* [Problem to solve] Check each line of the data below for the word "this", then extract the ones that have it.

Collected data:
* * * * *

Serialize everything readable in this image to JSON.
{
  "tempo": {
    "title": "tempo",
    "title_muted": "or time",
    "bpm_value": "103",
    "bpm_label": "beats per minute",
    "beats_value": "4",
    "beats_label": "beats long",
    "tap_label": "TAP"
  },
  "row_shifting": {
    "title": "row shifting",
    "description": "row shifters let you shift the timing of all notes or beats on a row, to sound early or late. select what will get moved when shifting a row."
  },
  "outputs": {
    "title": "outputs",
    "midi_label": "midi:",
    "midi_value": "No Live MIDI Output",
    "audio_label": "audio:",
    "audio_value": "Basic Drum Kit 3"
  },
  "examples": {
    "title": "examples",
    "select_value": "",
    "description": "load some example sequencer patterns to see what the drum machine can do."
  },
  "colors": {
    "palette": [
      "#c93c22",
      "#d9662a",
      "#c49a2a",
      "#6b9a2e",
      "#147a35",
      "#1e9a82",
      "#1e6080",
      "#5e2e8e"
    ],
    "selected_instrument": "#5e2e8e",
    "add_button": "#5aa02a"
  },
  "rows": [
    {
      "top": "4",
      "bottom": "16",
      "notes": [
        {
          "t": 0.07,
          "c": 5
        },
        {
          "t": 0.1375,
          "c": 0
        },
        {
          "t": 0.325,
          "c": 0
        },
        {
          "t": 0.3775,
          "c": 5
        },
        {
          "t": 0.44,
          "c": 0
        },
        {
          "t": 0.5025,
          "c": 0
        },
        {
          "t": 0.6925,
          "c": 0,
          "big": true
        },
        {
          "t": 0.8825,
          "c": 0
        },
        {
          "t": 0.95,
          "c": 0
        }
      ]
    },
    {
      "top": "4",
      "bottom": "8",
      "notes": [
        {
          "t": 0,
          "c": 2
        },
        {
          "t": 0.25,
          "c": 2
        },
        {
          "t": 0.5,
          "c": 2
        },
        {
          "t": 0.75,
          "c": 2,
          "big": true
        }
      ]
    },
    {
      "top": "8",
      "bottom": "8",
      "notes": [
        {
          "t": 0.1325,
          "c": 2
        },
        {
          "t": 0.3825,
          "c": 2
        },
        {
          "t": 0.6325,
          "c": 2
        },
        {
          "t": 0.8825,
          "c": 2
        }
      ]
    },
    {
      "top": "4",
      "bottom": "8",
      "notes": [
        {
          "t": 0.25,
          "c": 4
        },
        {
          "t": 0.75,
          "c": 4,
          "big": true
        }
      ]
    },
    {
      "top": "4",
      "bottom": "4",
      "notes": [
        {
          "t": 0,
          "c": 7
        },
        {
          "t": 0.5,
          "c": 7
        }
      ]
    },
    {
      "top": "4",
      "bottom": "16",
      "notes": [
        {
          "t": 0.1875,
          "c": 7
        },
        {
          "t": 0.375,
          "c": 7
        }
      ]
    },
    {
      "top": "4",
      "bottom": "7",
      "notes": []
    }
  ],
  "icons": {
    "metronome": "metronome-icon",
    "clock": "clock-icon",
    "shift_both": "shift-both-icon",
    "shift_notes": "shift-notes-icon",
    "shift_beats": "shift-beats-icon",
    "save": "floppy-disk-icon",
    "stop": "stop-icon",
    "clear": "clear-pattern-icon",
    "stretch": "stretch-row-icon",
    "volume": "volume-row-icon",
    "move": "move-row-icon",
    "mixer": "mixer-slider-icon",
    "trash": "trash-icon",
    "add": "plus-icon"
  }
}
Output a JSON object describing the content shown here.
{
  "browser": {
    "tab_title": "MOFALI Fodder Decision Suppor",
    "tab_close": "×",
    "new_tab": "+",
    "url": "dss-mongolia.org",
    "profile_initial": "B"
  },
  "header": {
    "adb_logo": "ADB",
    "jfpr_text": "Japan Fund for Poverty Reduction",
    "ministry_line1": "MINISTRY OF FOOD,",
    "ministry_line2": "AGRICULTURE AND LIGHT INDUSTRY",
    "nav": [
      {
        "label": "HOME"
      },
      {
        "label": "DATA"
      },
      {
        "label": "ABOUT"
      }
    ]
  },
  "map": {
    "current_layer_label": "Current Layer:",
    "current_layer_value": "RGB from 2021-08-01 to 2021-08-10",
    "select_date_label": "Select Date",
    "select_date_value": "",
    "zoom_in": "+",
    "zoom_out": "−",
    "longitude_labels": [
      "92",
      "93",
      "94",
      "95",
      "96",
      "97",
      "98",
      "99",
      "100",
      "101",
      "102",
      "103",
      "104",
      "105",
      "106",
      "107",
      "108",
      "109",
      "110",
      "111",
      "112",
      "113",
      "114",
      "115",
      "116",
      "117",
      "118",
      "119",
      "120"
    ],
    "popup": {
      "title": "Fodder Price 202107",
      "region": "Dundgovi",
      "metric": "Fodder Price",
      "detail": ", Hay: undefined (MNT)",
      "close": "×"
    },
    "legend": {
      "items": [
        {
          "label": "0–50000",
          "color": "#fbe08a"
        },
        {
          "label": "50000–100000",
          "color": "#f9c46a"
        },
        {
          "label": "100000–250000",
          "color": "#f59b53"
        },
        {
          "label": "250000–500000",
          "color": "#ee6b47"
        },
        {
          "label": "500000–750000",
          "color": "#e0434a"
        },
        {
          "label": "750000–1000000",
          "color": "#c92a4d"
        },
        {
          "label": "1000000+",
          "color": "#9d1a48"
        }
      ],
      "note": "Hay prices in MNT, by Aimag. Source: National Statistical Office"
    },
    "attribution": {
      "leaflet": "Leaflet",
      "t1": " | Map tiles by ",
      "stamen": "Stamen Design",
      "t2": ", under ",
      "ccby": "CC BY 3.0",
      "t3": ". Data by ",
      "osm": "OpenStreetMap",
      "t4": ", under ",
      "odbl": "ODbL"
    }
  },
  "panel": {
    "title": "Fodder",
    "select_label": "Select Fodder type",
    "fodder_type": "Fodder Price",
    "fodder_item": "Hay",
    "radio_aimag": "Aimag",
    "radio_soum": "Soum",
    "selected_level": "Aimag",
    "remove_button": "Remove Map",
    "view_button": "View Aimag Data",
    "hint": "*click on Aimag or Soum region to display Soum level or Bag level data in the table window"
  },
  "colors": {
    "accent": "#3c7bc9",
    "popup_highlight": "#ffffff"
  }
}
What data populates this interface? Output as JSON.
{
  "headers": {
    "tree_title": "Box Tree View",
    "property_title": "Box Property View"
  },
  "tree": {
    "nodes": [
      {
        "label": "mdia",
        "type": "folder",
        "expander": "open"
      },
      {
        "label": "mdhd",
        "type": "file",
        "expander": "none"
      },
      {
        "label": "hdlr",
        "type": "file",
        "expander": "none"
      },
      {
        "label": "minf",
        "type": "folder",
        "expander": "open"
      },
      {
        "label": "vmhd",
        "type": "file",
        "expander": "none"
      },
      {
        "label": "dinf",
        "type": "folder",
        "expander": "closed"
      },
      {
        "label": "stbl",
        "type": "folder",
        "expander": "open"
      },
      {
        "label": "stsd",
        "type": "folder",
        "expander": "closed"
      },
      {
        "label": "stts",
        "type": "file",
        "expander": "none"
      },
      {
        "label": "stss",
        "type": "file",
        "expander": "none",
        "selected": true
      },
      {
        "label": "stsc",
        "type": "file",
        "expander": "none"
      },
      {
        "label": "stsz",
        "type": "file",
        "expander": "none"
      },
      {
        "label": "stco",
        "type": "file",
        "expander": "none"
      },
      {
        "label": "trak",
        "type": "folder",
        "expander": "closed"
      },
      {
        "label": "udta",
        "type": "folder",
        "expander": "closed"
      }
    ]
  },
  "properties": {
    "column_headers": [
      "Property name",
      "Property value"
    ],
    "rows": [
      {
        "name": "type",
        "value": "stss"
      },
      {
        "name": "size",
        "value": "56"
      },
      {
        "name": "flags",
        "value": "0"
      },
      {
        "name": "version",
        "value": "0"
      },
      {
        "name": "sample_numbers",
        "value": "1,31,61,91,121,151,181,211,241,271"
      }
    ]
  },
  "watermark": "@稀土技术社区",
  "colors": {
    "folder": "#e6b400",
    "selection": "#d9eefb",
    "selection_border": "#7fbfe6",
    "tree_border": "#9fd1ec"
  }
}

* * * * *

* [Written reply]
Serialize everything readable in this image to JSON.
What data populates this interface? Output as JSON.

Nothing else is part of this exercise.